China’s new foreign NGO management law came into effect on January 1, bringing strict registration and oversight requirements and financial controls in exchange for tax benefits and greater legal clarity about organizations’ rights and responsibilities. Some civil society experts have argued that general alarm at the new rules is premature, but the law’s emphasis on national security and the central role of the Ministry of Public Security instead of the Ministry of Civil Affairs have left some in the sector feeling that they are regarded as “enemies of the state.” The arrest of Taiwanese NGO worker Lee Ming-che for subversion after a lengthy and opaque detention has done nothing to reassure anxious parties about the new climate, or to dispel fears that the new law is part of what NYU’s Jerome Cohen has labeled “a comprehensive legislative agenda designed to confirm China as a de facto garrison state.”
At South China Morning Post this week, Nectar Gan provided an in-depth report on slow progress in the registration of foreign NGOs. Little more than one percent of the 7,000 active FNGOs have successfully registered, she wrote, and many of those still in limbo have shuttered, suspended, or relocated their Chinese operations. The lack of clarity surrounding the law has reportedly deterred government departments from agreeing to provide the legally required supervision, while the law’s national security focus continues to fuel uncertainty and unease.
Many groups trying to register are running into problems – especially those working in politically sensitive areas – and have found it difficult to convince potential government sponsors to work with them due to a lack of detailed guidance on the law’s implementation and a lack of incentives for sponsors. No groups advocating human rights, workers’ rights or the rule of law have successfully registered so far.
And even some of the NGOs that have registered are uncertain how strict their government supervisors will be and whether they will be able to carry on working as before.
[…] “We chose to stop all activities to avoid putting ourselves and partners at risk … it’s not like the law allows any wriggle room,” said [one U.S. environmental organization’s] China programme director, who asked not to be identified because her organisation was still trying to register. “If someone wanted to target you they could easily do so as the law is clear that registration is required.”

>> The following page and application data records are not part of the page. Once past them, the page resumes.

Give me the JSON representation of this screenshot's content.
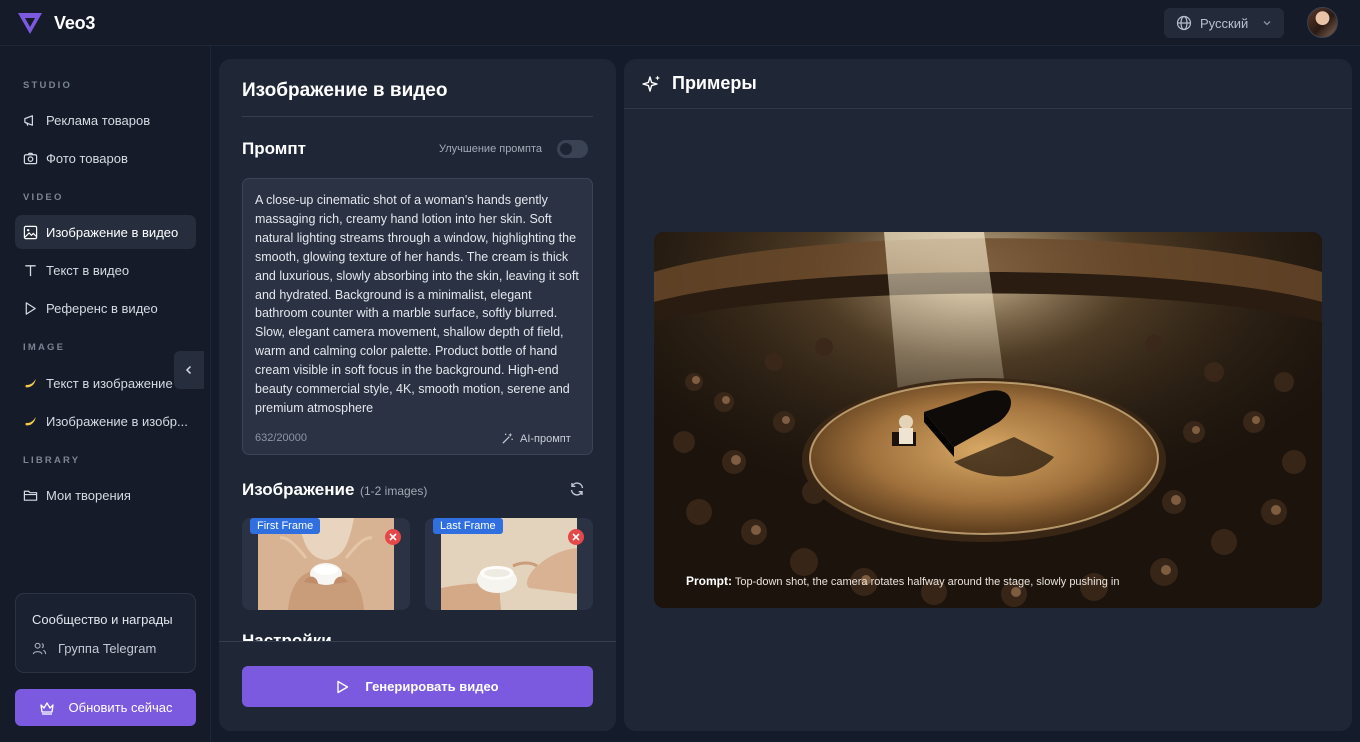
{
  "app": {
    "name": "Veo3"
  },
  "header": {
    "language": "Русский"
  },
  "sidebar": {
    "sections": {
      "studio": "STUDIO",
      "video": "VIDEO",
      "image": "IMAGE",
      "library": "LIBRARY"
    },
    "items": [
      {
        "label": "Реклама товаров",
        "icon": "megaphone-icon"
      },
      {
        "label": "Фото товаров",
        "icon": "camera-icon"
      },
      {
        "label": "Изображение в видео",
        "icon": "image-icon",
        "active": true
      },
      {
        "label": "Текст в видео",
        "icon": "text-icon"
      },
      {
        "label": "Референс в видео",
        "icon": "play-icon"
      },
      {
        "label": "Текст в изображение",
        "icon": "banana-icon"
      },
      {
        "label": "Изображение в изобр...",
        "icon": "banana-icon"
      },
      {
        "label": "Мои творения",
        "icon": "folder-icon"
      }
    ],
    "community": {
      "title": "Сообщество и награды",
      "link": "Группа Telegram"
    },
    "upgrade_label": "Обновить сейчас"
  },
  "editor": {
    "title": "Изображение в видео",
    "prompt": {
      "heading": "Промпт",
      "enhance_label": "Улучшение промпта",
      "enhance_enabled": false,
      "text": "A close-up cinematic shot of a woman's hands gently massaging rich, creamy hand lotion into her skin. Soft natural lighting streams through a window, highlighting the smooth, glowing texture of her hands. The cream is thick and luxurious, slowly absorbing into the skin, leaving it soft and hydrated. Background is a minimalist, elegant bathroom counter with a marble surface, softly blurred. Slow, elegant camera movement, shallow depth of field, warm and calming color palette. Product bottle of hand cream visible in soft focus in the background. High-end beauty commercial style, 4K, smooth motion, serene and premium atmosphere",
      "char_count": "632/20000",
      "ai_prompt_label": "AI-промпт"
    },
    "image": {
      "heading": "Изображение",
      "subheading": "(1-2 images)",
      "frames": [
        {
          "badge": "First Frame"
        },
        {
          "badge": "Last Frame"
        }
      ]
    },
    "settings_heading": "Настройки",
    "generate_label": "Генерировать видео"
  },
  "examples": {
    "title": "Примеры",
    "caption_label": "Prompt:",
    "caption_text": "Top-down shot, the camera rotates halfway around the stage, slowly pushing in"
  },
  "colors": {
    "accent": "#7c5ae0",
    "badge": "#2f6fe0",
    "remove": "#e54848",
    "background": "#141b2a",
    "panel": "#1f2737"
  }
}
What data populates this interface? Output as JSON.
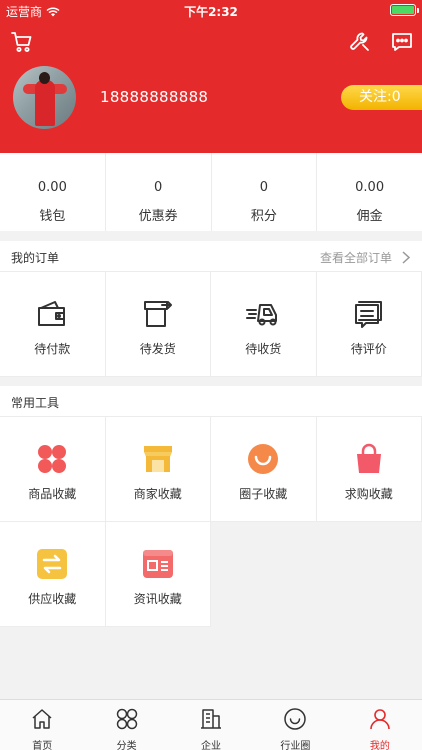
{
  "status_bar": {
    "carrier": "运营商",
    "time": "下午2:32"
  },
  "profile": {
    "phone": "18888888888",
    "follow_label": "关注:0"
  },
  "stats": [
    {
      "value": "0.00",
      "label": "钱包"
    },
    {
      "value": "0",
      "label": "优惠券"
    },
    {
      "value": "0",
      "label": "积分"
    },
    {
      "value": "0.00",
      "label": "佣金"
    }
  ],
  "orders": {
    "title": "我的订单",
    "view_all": "查看全部订单",
    "items": [
      {
        "label": "待付款",
        "icon": "wallet-icon"
      },
      {
        "label": "待发货",
        "icon": "box-send-icon"
      },
      {
        "label": "待收货",
        "icon": "truck-icon"
      },
      {
        "label": "待评价",
        "icon": "comment-icon"
      }
    ]
  },
  "tools": {
    "title": "常用工具",
    "items": [
      {
        "label": "商品收藏",
        "icon": "clover-icon",
        "color": "#f25a5a"
      },
      {
        "label": "商家收藏",
        "icon": "shop-icon",
        "color": "#f5b93a"
      },
      {
        "label": "圈子收藏",
        "icon": "smile-icon",
        "color": "#f5894a"
      },
      {
        "label": "求购收藏",
        "icon": "bag-icon",
        "color": "#f25a6a"
      },
      {
        "label": "供应收藏",
        "icon": "swap-icon",
        "color": "#f5c340"
      },
      {
        "label": "资讯收藏",
        "icon": "news-icon",
        "color": "#f26a6a"
      }
    ]
  },
  "tabbar": [
    {
      "label": "首页",
      "icon": "home-icon"
    },
    {
      "label": "分类",
      "icon": "category-icon"
    },
    {
      "label": "企业",
      "icon": "building-icon"
    },
    {
      "label": "行业圈",
      "icon": "circle-icon"
    },
    {
      "label": "我的",
      "icon": "user-icon",
      "active": true
    }
  ],
  "colors": {
    "brand": "#e42a2a",
    "follow": "#f2b300",
    "battery": "#4cd964"
  }
}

[…] Although the new law applies to foreign NGOs, its impact has rippled through to their Chinese counterparts, especially those who rely on overseas sources for most of their funding.
[…] The deputy director of the Guangzhou-based NGO said the municipal office that managed foreign NGOs and their applications had only been set up on March 1, two months after the registration process was supposed to start, and she had never seen its heavy, burgundy wooden door open.
[… The Chinese University of Hong Kong’s Anthony Spires said that] “The political freedom and human rights organisations are going to have the toughest time registering under the law, for sure. Some of them have left; some of them are considering the options; some of them will continue to stay in China and do their work despite the law and won’t attempt to get registered; and then others will simply pull out because it’s just too hard.” Source
The Diplomat’s DD Wu also looked at the ongoing registration process last week:
On April 1 (April Fools’ Day), China’s government-run Xinhua News Agency published an article claiming that “the foreign NGOs believe the registration procedure under new law is more convenient, efficient, and simple.” The article confirmed that by April 1, 62 foreign NGOs had legally registered in China. Interestingly, it also acknowledged that more than 780 foreign NGOs have consulted with the police on registration.
Now it is still uncertain what is happening to the majority of foreign NGOs operating in China: have they decided to wait to see, or to leave, or not to register at all, or they have actually applied for registration but got no reply from the Chinese police?
Yet at least one thing is for certain: those organizations that haven’t received official approval are supposed to stop operating in China, technically speaking. Otherwise, they would face on-site inspection by police, examination of documents, the freezing of their bank accounts, sealing of venues, seizure of assets, temporary or permanent suspension of activities, and staff members’ detention, according to the law. Source
China Development Brief has been tracking new registrations as part of its deep coverage of the law’s implementation, and recently compiled a new landing page for these reports. Early last month, CDB founder Shawn Shieh categorized the then 62 registrants by field and country of origin, finding that the majority were American or from Hong Kong or Macau, and focused on either development or trade and economics. Four of Germany’s six party political foundations are among the more recent registrants: CDB describes these as “an institution specific to Germany. Subsidized by the German government, each party political foundation is affiliated with its respective political party. They engage in international aid and volunteer training activities.”